His concerns are:
- Human forecasters are unreliable because:
- As humans we are prone to attending best to data that confirms our prejudices.
- Sometimes there are incentives to be biassed (people prefer weather forecasters who predict rain when it turns out sunny rather than vice versa so there is a perverse incentive to over-forecast rain)
- As humans we like spotting patterns even in random noise
- Many of use are 'hedgehogs' who specialise in one very big idea (rather than 'foxes' who generalise in lots of ideas) and we seek to tell 'stories' that use data when it adds to the narrative and explains it away when it doesn't
- We're rubbish at estimating probabilities: in particular, we convert small probabilities into impossibilities and large probabilities into certainties
- Most patterns in data are swamped by noise
- Things such as earthquakes and stock markets follow a power law (probably because of feedback effects) which makes statistical forecasting possible but exact prediction impossible: we know the chance of a big earthquake striking LA but we don't know when it will happen

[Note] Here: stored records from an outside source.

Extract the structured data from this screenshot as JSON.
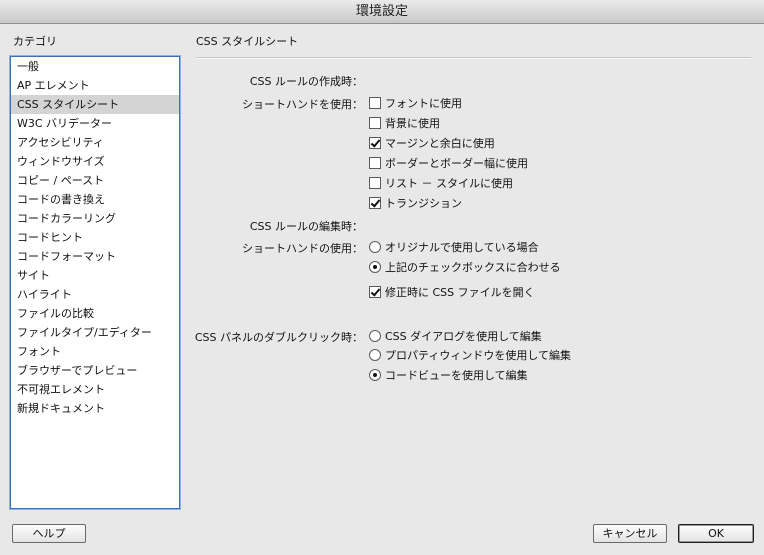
{
  "window": {
    "title": "環境設定"
  },
  "sidebar": {
    "label": "カテゴリ",
    "items": [
      {
        "label": "一般"
      },
      {
        "label": "AP エレメント"
      },
      {
        "label": "CSS スタイルシート"
      },
      {
        "label": "W3C バリデーター"
      },
      {
        "label": "アクセシビリティ"
      },
      {
        "label": "ウィンドウサイズ"
      },
      {
        "label": "コピー / ペースト"
      },
      {
        "label": "コードの書き換え"
      },
      {
        "label": "コードカラーリング"
      },
      {
        "label": "コードヒント"
      },
      {
        "label": "コードフォーマット"
      },
      {
        "label": "サイト"
      },
      {
        "label": "ハイライト"
      },
      {
        "label": "ファイルの比較"
      },
      {
        "label": "ファイルタイプ/エディター"
      },
      {
        "label": "フォント"
      },
      {
        "label": "ブラウザーでプレビュー"
      },
      {
        "label": "不可視エレメント"
      },
      {
        "label": "新規ドキュメント"
      }
    ],
    "selected_index": 2
  },
  "panel": {
    "title": "CSS スタイルシート",
    "create_heading": "CSS ルールの作成時：",
    "shorthand_use_label": "ショートハンドを使用：",
    "shorthand_options": [
      {
        "label": "フォントに使用",
        "checked": false
      },
      {
        "label": "背景に使用",
        "checked": false
      },
      {
        "label": "マージンと余白に使用",
        "checked": true
      },
      {
        "label": "ボーダーとボーダー幅に使用",
        "checked": false
      },
      {
        "label": "リスト － スタイルに使用",
        "checked": false
      },
      {
        "label": "トランジション",
        "checked": true
      }
    ],
    "edit_heading": "CSS ルールの編集時：",
    "shorthand_when_label": "ショートハンドの使用：",
    "edit_radios": [
      {
        "label": "オリジナルで使用している場合",
        "selected": false
      },
      {
        "label": "上記のチェックボックスに合わせる",
        "selected": true
      }
    ],
    "open_css_option": {
      "label": "修正時に CSS ファイルを開く",
      "checked": true
    },
    "dblclick_label": "CSS パネルのダブルクリック時：",
    "dblclick_radios": [
      {
        "label": "CSS ダイアログを使用して編集",
        "selected": false
      },
      {
        "label": "プロパティウィンドウを使用して編集",
        "selected": false
      },
      {
        "label": "コードビューを使用して編集",
        "selected": true
      }
    ]
  },
  "buttons": {
    "help": "ヘルプ",
    "cancel": "キャンセル",
    "ok": "OK"
  }
}
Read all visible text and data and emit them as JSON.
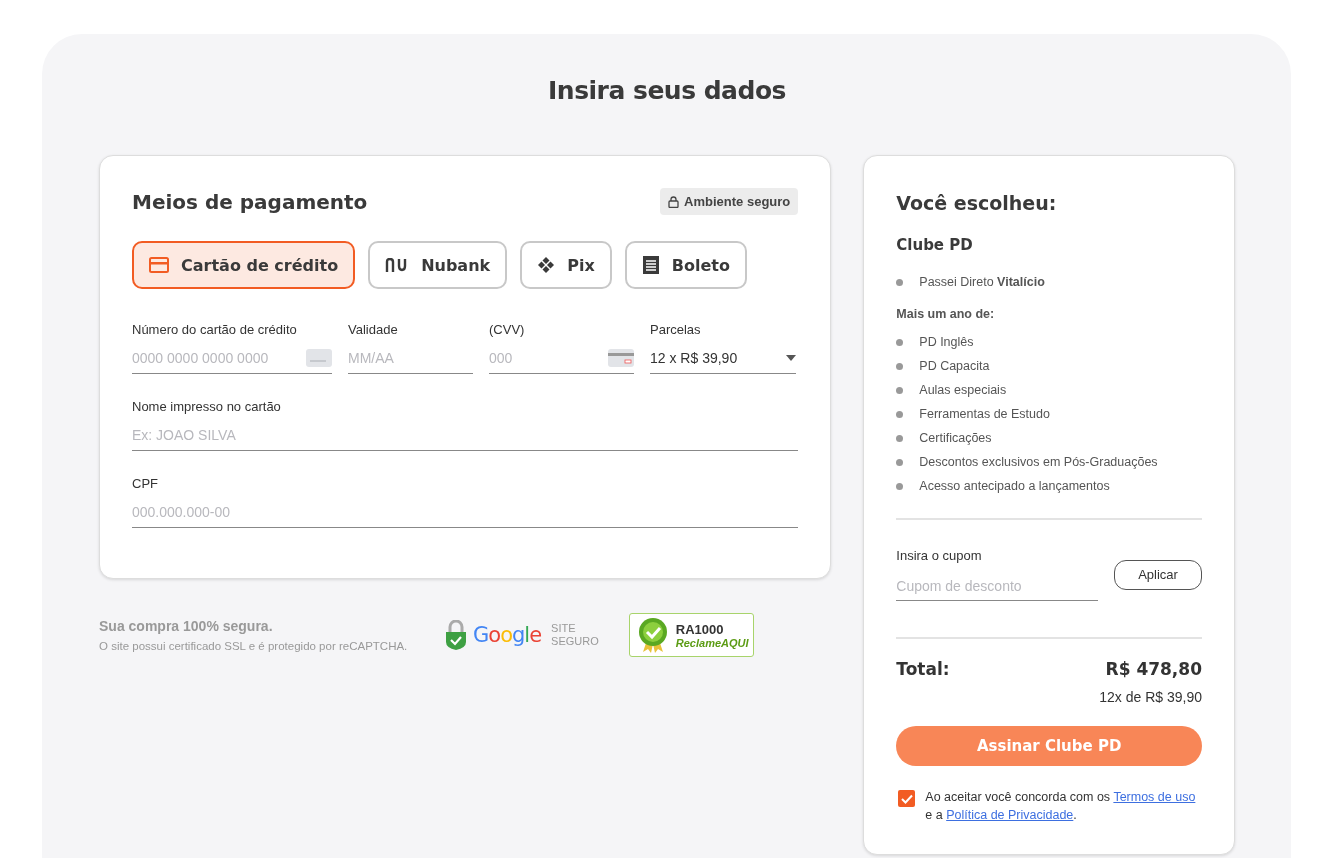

- You can only make a decent living from poker (or the stock market) while there are enough bad players/ investors in the pool whom you can exploit. As they drop out it becomes harder and harder to have an edge.
- Big data crunching methods ('data-mining') are likely to find patterns because if you have enough variables all wobbling randomly then for some time at least two of them will correlate. So the patterns data-mining finds are quite possibly false positives.
This means that you need to start with a theory before looking at the data.
This means that Bayesian logic is the way to go to detect patterns. First establish your prior probabilistic expectations, then run the experiment or check the data and then refine your probabilities.
This was a good book though it didn't live up to my expectations. It was easy to read but I was a bit bored by the obsession with baseball.
I certainly learnt about Bayes! March 2013; 454 pages